Now Not desirous to disagree, each Mr Hardy and a female colleague concurred that he was indeed a “nightmare”.
This brought about but extra swearing and insults as the man insisted he was once “surprised” at experiencing the “worst customer support”.
Mr Hardy, who had taken to steadying his nerves with sips from a mug of tea, ordered the man to leave. His gesture towards the door even as protecting the mug saw a little of the tea “by accident” splash the client’s face.
The hearing used to be informed the buyer left but instructed group of workers serving to him to load his purchases into his van that “he had supposed to hit the claimant outdoor, saying: ‘If he wasn’t such an antique man i might have decked him.’”
As a result of his complaint that Mr Hardy had subjected him to a “torrent” of swearing and abuse before throwing tea in his face, the manager was once fired.
‘Topps Tiles took the view that the client is usually proper’
The panel heard colleagues’ accounts of the incident tallied with the reminiscences of Mr Hardy, who had sued the corporate for unfair dismissal.
The tribunal sided with Mr Hardy, concluding Topps Tiles paid no regard to the will for Mr Hardy to stand as much as a customer to give protection to himself from unwarranted abuse.
The tribunal heard Mr Hardy suffered from despair which meant he may have issue in managing his anger in response to a trigger equivalent to an offended customer.
additionally they felt the customer’s version of events used to be no longer sufficiently challenged through corporate bosses.
Sharon Langridge, the employment pass judgement on, said: “No weight was attached to the likelihood the customer was once making a fake or exaggerated pre-emptive criticism, nor to his own admissions of serious verbal abuse.
“Overall, this appears to be a case the place Topps Tiles took the view that the client is often proper, with little or no regard for the will for a store manager to face up to a customer in order to offer protection to himself or his colleagues from unwarranted abuse.”

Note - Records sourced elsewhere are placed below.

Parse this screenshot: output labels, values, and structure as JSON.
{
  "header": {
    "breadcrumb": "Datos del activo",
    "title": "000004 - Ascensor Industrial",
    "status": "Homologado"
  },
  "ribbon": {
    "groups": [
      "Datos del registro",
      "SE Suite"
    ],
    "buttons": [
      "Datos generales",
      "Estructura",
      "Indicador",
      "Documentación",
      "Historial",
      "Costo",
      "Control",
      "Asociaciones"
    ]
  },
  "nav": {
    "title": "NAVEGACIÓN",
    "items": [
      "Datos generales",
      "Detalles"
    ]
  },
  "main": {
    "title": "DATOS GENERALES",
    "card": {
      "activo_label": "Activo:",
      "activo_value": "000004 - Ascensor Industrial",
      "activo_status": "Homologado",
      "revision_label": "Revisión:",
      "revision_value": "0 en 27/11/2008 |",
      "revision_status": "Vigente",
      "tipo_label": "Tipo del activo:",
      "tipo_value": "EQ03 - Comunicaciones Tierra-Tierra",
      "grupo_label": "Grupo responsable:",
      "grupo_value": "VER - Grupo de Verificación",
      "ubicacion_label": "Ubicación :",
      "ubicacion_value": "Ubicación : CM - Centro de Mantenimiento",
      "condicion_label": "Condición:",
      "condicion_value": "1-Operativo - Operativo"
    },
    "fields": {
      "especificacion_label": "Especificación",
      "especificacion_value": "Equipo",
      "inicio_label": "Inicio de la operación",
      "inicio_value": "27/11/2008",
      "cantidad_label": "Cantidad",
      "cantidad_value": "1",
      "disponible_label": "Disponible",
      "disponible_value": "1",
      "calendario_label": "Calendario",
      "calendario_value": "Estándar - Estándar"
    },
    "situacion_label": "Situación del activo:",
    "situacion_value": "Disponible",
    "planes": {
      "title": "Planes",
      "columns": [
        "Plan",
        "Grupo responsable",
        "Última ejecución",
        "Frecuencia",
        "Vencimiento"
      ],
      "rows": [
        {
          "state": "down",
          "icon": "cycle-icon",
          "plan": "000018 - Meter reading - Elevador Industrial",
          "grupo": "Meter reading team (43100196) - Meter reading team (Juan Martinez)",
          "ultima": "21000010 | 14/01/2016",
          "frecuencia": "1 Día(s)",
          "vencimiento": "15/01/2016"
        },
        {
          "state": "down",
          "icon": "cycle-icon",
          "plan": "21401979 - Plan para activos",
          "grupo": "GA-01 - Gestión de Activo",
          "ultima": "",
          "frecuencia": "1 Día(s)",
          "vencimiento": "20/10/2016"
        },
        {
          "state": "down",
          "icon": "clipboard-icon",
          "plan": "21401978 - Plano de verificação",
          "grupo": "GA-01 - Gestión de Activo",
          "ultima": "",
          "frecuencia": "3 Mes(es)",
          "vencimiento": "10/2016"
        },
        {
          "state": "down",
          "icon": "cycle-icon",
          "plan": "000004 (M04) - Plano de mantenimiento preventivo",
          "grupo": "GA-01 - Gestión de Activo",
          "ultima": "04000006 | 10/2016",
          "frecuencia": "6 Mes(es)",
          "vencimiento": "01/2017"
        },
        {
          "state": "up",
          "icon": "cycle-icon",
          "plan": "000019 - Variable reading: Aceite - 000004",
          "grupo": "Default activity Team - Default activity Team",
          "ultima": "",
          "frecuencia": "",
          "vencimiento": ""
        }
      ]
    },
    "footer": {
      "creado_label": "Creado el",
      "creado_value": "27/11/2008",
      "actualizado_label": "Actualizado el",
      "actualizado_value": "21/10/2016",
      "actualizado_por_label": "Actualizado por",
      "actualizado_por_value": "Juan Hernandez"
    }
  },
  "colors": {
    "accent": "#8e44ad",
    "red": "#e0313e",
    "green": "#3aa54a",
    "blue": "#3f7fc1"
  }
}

Mr Hardy also gained his declare that his dismissal was discriminatory as a result of his melancholy as Topps Tiles didn’t take it under consideration when they investigated the incident or once they decided to fire him.
a further hearing might be held to come to a decision how a lot repayment should be paid.